An appraisal of sex-role development in New Zealand boys: A dissertation presented to the Faculty of Social Science, Massey University, New Zealand, in partial fulfilment of the requirements for the degree Doctor of Philosophy
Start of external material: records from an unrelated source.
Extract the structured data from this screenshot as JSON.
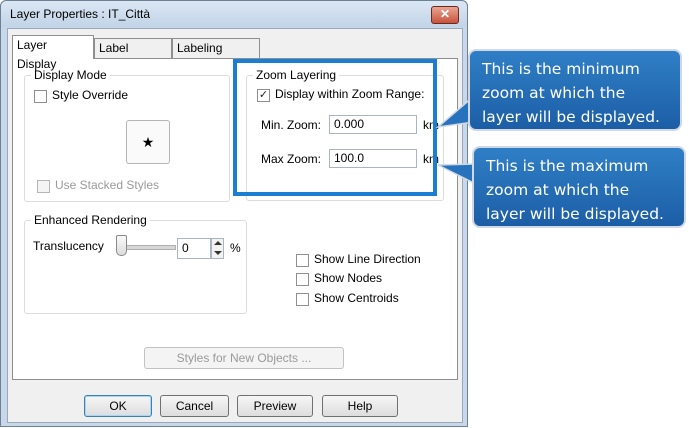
{
  "window": {
    "title": "Layer Properties  : IT_Città",
    "close_glyph": "✕"
  },
  "tabs": [
    {
      "label": "Layer Display",
      "active": true
    },
    {
      "label": "Label Display",
      "active": false
    },
    {
      "label": "Labeling Rules",
      "active": false
    }
  ],
  "display_mode": {
    "title": "Display Mode",
    "style_override": {
      "label": "Style Override",
      "checked": false
    },
    "style_preview_glyph": "★",
    "use_stacked_styles": {
      "label": "Use Stacked Styles",
      "checked": false,
      "enabled": false
    }
  },
  "zoom_layering": {
    "title": "Zoom Layering",
    "display_within_range": {
      "label": "Display within Zoom Range:",
      "checked": true,
      "check_glyph": "✓"
    },
    "min_zoom": {
      "label": "Min. Zoom:",
      "value": "0.000",
      "unit": "km"
    },
    "max_zoom": {
      "label": "Max Zoom:",
      "value": "100.0",
      "unit": "km"
    }
  },
  "enhanced_rendering": {
    "title": "Enhanced Rendering",
    "translucency_label": "Translucency",
    "translucency_value": "0",
    "percent": "%",
    "slider_level_percent": 0
  },
  "options": [
    {
      "label": "Show Line Direction",
      "checked": false
    },
    {
      "label": "Show Nodes",
      "checked": false
    },
    {
      "label": "Show Centroids",
      "checked": false
    }
  ],
  "styles_button": "Styles for New Objects ...",
  "buttons": {
    "ok": "OK",
    "cancel": "Cancel",
    "preview": "Preview",
    "help": "Help"
  },
  "callouts": {
    "min": [
      "This is the minimum",
      "zoom at which the",
      "layer will be displayed."
    ],
    "max": [
      "This is the maximum",
      "zoom at which the",
      "layer will be displayed."
    ]
  },
  "colors": {
    "highlight": "#1b7ed3",
    "callout": "#2672bd"
  }
}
A growing literature attests to the importance of sex-role identification as a crucial component in the structuring of personality. Much has been written, too, concerning the significance of interpersonal relationships in the development of sex-role. Surprisingly, however, little has been done to examine the process of the acquisition of a sex-role identity in either males or females. Past research has been heavily committed to the study of parent effects on children's sex-role development at a variety of ages. The parent-affects-child paradigm is viewed, for present purposes, as conceptually threadbare, for within the numerous approaches which it has embraced, the influence - even the existence - of any model other than the parent has been consistently ignored. The study is devoted to some aspects of sex-role development in a sample of New Zealand boys of primary school age i.e. between ages five and twelve. It breaks with the conventional; for it reports upon sex-role identification (a) in a familial context and (b) at three different age-levels. The work is presented in three parts. Part A deals with theoretical considerations which are relevant to the present study. Prior to an examination of sex-role identification, problems which arise from the diverse uses to which the term 'identification' is put are discussed. There is good reason for this ordering: identification is conceptualised as generic, sex-role identification as one of its derivatives. Although it is the derivative which is of primary concern in this study, discussion of the overarching concept cannot be precluded.